Apart from the pictures, write out all the records exactly.

======== PROVIDED ENTRIES ========

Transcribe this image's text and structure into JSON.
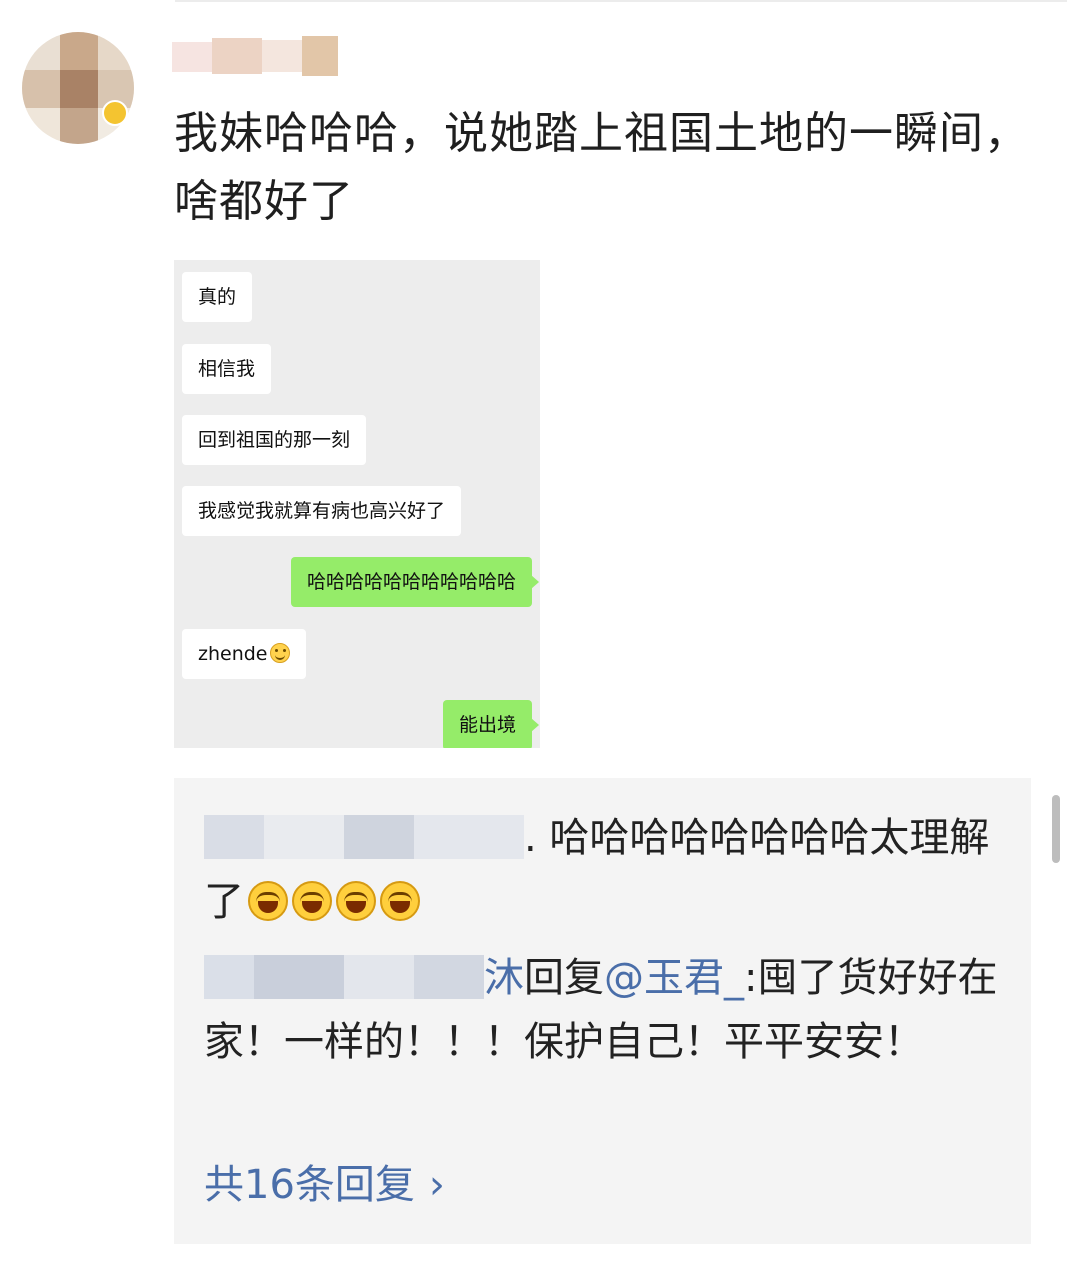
{
  "post": {
    "text": "我妹哈哈哈，说她踏上祖国土地的一瞬间，啥都好了"
  },
  "chat_screenshot": {
    "messages": [
      {
        "side": "in",
        "text": "真的"
      },
      {
        "side": "in",
        "text": "相信我"
      },
      {
        "side": "in",
        "text": "回到祖国的那一刻"
      },
      {
        "side": "in",
        "text": "我感觉我就算有病也高兴好了"
      },
      {
        "side": "out",
        "text": "哈哈哈哈哈哈哈哈哈哈哈"
      },
      {
        "side": "in",
        "text": "zhende"
      },
      {
        "side": "out",
        "text": "能出境"
      }
    ]
  },
  "replies": {
    "first": {
      "name_tail": "",
      "text": ". 哈哈哈哈哈哈哈哈太理解了"
    },
    "second": {
      "name_tail": "沐",
      "reply_word": "回复",
      "mention": "@玉君_",
      "text": ":囤了货好好在家！一样的！！！保护自己！平平安安！"
    },
    "more_label": "共16条回复",
    "more_chevron": "›"
  },
  "colors": {
    "link": "#4a6ea9",
    "sent_bubble": "#95ec69",
    "chat_bg": "#ededed",
    "reply_bg": "#f4f4f4"
  }
}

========

◆ RESPONSE
Transcribe this image's text and structure into JSON.
{
  "post": {
    "text": "我妹哈哈哈，说她踏上祖国土地的一瞬间，啥都好了"
  },
  "chat_screenshot": {
    "messages": [
      {
        "side": "in",
        "text": "真的"
      },
      {
        "side": "in",
        "text": "相信我"
      },
      {
        "side": "in",
        "text": "回到祖国的那一刻"
      },
      {
        "side": "in",
        "text": "我感觉我就算有病也高兴好了"
      },
      {
        "side": "out",
        "text": "哈哈哈哈哈哈哈哈哈哈哈"
      },
      {
        "side": "in",
        "text": "zhende"
      },
      {
        "side": "out",
        "text": "能出境"
      }
    ]
  },
  "replies": {
    "first": {
      "name_tail": "",
      "text": ". 哈哈哈哈哈哈哈哈太理解了"
    },
    "second": {
      "name_tail": "沐",
      "reply_word": "回复",
      "mention": "@玉君_",
      "text": ":囤了货好好在家！一样的！！！保护自己！平平安安！"
    },
    "more_label": "共16条回复",
    "more_chevron": "›"
  },
  "colors": {
    "link": "#4a6ea9",
    "sent_bubble": "#95ec69",
    "chat_bg": "#ededed",
    "reply_bg": "#f4f4f4"
  }
}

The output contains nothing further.